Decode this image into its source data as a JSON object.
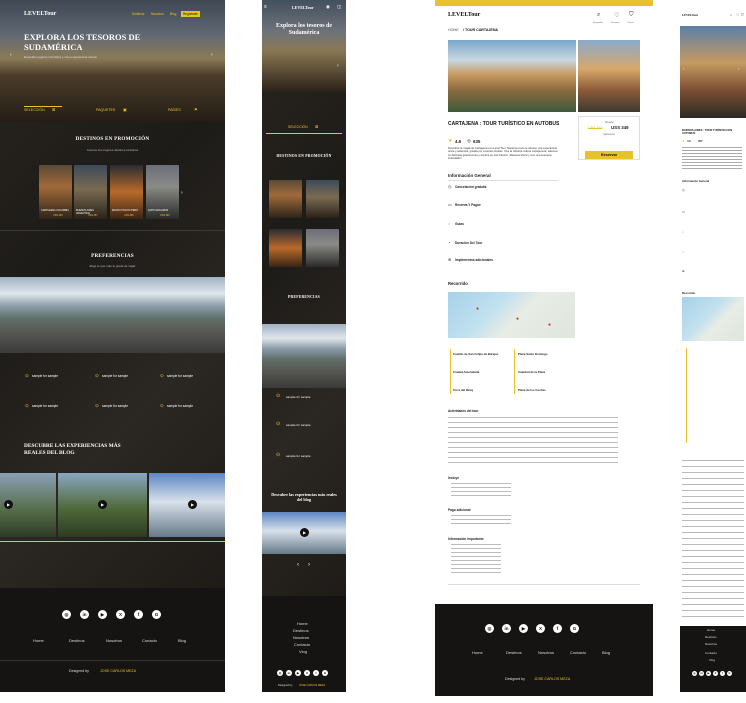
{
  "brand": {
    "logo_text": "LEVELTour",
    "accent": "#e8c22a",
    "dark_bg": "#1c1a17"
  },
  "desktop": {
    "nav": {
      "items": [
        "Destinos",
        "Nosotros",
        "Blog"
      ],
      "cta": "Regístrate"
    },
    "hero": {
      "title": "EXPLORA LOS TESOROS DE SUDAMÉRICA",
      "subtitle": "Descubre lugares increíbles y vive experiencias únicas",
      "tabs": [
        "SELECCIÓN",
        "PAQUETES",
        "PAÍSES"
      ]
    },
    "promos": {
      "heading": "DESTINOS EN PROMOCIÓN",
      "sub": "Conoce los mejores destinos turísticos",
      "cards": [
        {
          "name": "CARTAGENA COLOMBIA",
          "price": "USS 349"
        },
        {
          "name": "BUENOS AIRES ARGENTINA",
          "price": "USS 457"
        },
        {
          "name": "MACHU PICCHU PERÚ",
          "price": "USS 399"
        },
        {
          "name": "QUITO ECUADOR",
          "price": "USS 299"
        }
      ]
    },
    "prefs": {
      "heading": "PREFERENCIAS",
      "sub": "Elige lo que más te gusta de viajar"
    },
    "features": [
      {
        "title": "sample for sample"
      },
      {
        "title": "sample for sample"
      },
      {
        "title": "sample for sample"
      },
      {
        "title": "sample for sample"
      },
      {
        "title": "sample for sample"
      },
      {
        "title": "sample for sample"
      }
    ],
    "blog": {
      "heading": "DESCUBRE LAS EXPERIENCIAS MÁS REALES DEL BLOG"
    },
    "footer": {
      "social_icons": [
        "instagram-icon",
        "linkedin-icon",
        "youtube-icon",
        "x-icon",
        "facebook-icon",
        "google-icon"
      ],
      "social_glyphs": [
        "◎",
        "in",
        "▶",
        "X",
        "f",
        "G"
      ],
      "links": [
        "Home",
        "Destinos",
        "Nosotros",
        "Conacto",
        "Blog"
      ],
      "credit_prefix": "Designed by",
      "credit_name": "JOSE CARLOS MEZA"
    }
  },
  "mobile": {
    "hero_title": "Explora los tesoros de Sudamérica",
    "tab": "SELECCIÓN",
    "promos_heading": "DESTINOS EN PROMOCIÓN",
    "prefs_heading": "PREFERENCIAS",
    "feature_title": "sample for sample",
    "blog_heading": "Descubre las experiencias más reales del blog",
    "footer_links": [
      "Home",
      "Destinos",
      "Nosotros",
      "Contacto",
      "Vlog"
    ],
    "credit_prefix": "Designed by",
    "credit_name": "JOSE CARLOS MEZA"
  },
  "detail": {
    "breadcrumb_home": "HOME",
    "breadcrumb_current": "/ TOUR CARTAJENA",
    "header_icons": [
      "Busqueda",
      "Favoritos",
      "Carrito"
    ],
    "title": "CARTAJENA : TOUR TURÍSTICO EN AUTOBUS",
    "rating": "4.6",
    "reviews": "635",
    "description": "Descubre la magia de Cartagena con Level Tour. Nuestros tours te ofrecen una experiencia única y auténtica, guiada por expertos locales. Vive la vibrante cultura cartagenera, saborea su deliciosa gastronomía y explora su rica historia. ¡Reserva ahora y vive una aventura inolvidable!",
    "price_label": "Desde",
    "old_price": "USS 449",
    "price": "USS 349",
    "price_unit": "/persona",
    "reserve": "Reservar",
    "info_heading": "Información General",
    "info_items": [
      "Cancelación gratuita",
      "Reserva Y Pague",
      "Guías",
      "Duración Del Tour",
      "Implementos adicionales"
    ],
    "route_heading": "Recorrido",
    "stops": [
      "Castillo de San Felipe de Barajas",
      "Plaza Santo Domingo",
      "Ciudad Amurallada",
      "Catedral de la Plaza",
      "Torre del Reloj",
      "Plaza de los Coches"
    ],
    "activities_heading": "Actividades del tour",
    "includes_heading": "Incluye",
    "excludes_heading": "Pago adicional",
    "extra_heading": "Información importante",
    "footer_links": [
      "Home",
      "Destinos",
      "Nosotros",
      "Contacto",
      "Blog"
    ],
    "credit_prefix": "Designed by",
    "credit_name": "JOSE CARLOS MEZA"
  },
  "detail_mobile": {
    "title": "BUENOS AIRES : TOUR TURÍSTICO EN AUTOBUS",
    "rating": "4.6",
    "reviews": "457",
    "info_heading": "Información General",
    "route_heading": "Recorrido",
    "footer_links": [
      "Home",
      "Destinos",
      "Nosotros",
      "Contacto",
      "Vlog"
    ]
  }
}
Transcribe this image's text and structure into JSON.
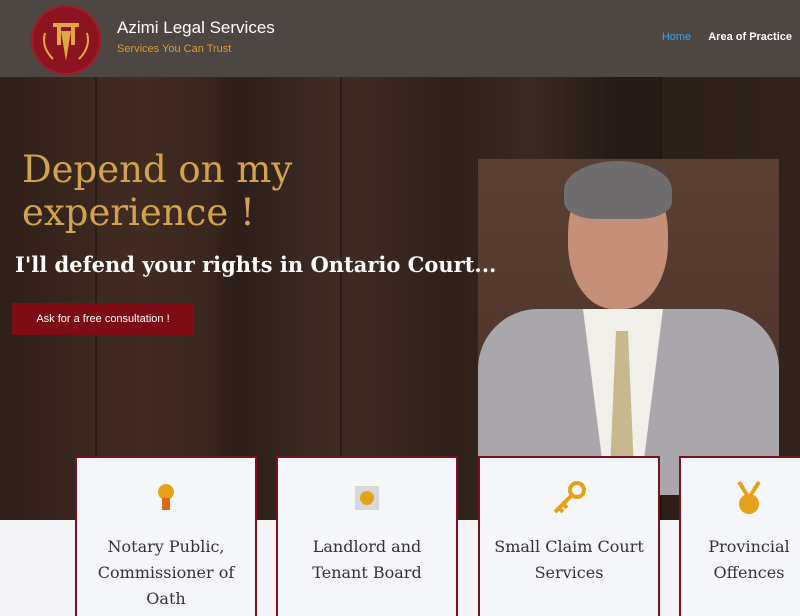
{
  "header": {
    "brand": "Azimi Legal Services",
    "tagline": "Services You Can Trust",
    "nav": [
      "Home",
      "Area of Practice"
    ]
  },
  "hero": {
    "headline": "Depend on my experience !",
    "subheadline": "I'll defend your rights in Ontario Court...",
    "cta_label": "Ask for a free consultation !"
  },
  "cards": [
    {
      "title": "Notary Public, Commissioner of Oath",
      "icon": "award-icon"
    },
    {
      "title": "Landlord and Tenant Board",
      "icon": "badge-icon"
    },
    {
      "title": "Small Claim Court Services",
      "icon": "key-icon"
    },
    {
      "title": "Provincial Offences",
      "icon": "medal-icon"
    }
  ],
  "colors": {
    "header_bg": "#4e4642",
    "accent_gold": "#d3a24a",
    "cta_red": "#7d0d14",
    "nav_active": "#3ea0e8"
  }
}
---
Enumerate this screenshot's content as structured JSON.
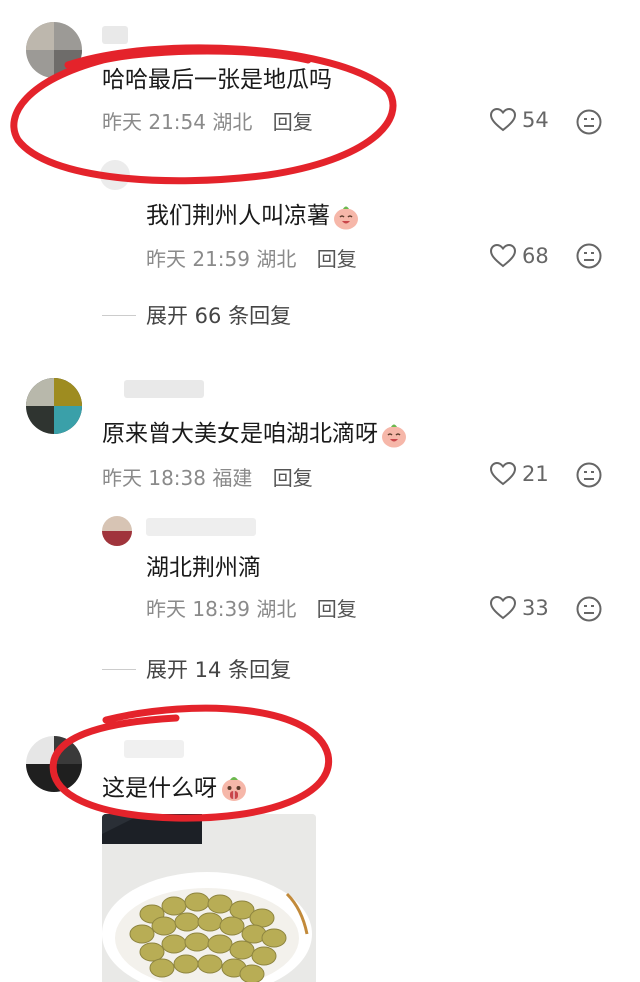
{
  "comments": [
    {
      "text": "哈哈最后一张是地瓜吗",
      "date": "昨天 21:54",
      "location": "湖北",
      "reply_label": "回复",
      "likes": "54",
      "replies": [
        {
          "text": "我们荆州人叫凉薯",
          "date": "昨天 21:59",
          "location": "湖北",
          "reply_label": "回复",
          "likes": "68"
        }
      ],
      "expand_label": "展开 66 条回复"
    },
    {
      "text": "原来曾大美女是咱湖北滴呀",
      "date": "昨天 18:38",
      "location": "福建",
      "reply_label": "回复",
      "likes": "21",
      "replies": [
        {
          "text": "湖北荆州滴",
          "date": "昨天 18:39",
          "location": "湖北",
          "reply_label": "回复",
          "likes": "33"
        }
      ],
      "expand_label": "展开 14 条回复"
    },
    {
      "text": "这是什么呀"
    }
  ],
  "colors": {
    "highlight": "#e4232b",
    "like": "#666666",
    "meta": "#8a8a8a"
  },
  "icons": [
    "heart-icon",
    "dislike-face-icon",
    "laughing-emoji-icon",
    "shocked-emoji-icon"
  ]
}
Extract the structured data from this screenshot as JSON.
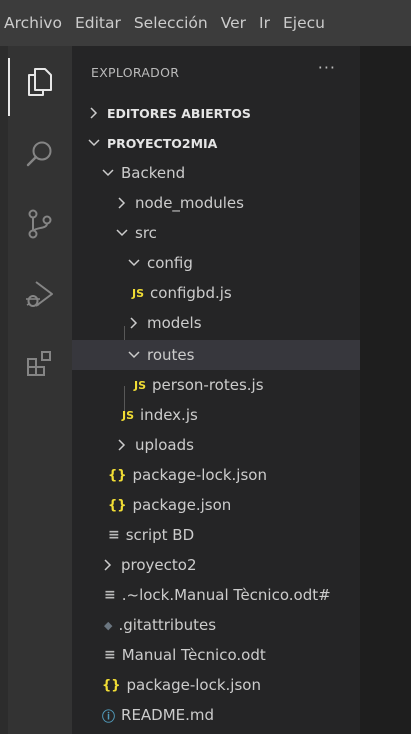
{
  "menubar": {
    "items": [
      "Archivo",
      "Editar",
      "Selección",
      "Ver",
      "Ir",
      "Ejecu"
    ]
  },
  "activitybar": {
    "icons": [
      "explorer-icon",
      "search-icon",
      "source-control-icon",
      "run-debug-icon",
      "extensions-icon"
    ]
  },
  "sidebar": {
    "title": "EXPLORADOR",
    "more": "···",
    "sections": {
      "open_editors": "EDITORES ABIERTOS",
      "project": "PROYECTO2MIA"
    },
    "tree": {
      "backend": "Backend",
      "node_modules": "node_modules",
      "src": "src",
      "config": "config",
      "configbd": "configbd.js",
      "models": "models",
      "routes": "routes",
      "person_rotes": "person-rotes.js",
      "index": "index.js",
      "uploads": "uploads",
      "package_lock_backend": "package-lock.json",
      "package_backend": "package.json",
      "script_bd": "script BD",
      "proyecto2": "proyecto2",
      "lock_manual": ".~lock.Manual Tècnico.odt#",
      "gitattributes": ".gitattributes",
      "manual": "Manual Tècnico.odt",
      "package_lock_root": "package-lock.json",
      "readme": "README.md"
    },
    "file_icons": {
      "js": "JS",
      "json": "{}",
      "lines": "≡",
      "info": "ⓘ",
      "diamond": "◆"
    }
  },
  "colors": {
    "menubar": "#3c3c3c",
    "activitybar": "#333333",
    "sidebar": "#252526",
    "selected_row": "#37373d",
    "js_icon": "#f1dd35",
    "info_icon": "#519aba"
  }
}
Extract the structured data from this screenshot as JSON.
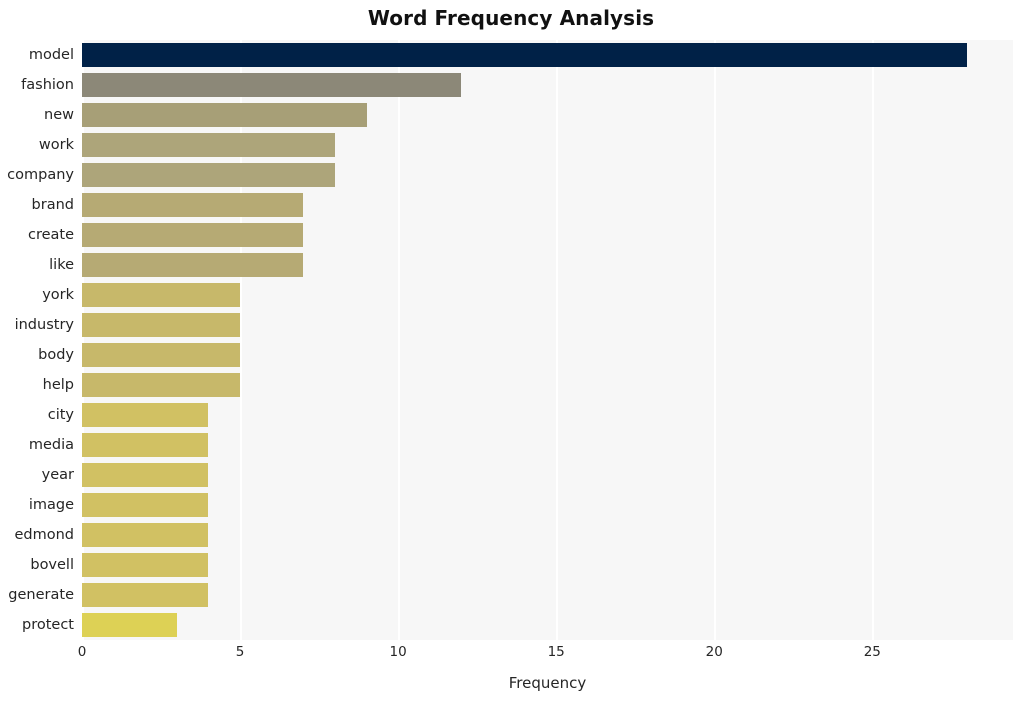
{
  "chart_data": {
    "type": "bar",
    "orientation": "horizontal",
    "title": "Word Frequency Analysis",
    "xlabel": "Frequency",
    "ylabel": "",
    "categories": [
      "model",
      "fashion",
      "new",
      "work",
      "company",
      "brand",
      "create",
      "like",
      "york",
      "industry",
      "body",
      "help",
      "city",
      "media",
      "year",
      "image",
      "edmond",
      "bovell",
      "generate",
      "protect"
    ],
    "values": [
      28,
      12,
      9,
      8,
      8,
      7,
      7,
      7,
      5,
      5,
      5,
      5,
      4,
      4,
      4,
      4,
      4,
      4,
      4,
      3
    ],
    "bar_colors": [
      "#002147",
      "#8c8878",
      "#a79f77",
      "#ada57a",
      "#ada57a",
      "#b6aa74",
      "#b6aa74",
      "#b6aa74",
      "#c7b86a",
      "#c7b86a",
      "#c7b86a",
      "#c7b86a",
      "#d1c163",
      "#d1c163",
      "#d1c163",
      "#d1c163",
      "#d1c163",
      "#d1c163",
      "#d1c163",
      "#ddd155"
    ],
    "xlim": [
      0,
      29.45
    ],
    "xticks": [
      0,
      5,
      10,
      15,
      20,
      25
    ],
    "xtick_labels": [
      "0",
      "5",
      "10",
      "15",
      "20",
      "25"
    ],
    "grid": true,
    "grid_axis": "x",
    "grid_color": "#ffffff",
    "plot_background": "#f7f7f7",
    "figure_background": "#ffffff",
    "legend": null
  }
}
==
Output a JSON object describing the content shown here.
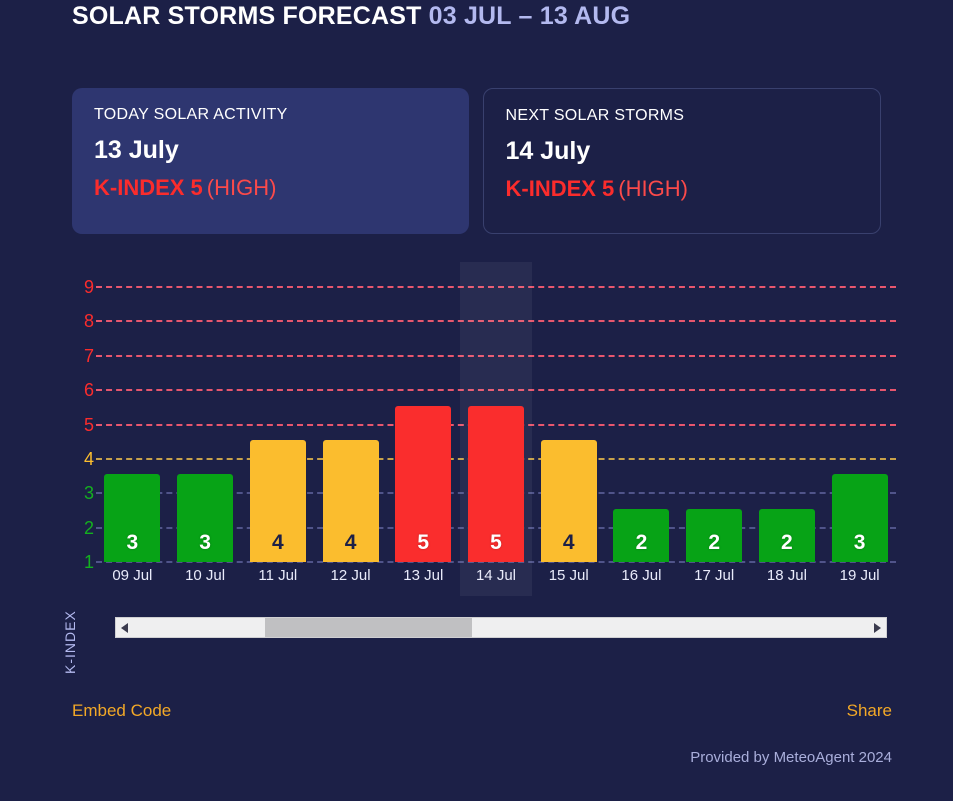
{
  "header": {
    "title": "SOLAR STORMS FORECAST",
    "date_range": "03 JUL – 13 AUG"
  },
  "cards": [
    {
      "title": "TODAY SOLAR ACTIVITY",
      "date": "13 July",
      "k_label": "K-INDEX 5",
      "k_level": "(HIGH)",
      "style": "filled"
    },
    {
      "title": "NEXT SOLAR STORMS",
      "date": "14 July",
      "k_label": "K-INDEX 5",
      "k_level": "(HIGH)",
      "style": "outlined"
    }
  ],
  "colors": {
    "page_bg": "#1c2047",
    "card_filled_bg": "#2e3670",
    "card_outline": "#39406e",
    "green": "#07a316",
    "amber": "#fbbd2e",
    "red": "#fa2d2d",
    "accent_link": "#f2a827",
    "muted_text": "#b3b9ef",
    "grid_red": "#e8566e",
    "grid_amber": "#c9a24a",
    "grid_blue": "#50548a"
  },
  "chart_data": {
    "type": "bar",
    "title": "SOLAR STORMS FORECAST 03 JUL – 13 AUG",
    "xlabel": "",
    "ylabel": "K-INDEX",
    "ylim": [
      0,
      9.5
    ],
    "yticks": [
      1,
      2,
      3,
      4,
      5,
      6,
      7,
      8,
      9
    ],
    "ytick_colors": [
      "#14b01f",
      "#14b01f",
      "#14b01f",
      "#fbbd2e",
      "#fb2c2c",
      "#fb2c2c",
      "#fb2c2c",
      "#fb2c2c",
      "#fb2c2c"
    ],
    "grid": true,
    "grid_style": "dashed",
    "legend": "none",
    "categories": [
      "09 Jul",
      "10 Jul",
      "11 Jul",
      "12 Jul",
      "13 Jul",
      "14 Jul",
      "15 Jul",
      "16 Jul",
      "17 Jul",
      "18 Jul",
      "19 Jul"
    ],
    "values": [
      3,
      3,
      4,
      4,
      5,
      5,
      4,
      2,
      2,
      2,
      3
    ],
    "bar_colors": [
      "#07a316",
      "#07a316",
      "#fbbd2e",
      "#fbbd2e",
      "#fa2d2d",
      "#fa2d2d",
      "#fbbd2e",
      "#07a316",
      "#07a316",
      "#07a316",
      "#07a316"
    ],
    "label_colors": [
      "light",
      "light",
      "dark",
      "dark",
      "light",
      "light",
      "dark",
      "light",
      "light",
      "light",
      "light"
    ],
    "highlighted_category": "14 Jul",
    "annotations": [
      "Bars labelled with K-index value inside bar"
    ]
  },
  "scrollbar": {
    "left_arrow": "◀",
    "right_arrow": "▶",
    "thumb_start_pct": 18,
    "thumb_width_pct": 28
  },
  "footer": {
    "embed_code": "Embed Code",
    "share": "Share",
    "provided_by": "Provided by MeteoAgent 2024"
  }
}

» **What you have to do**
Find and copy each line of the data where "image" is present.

» **Response to the task**
Decode this image into its source data as a JSON object.
Transcribe this image's text and structure into JSON.
      "image",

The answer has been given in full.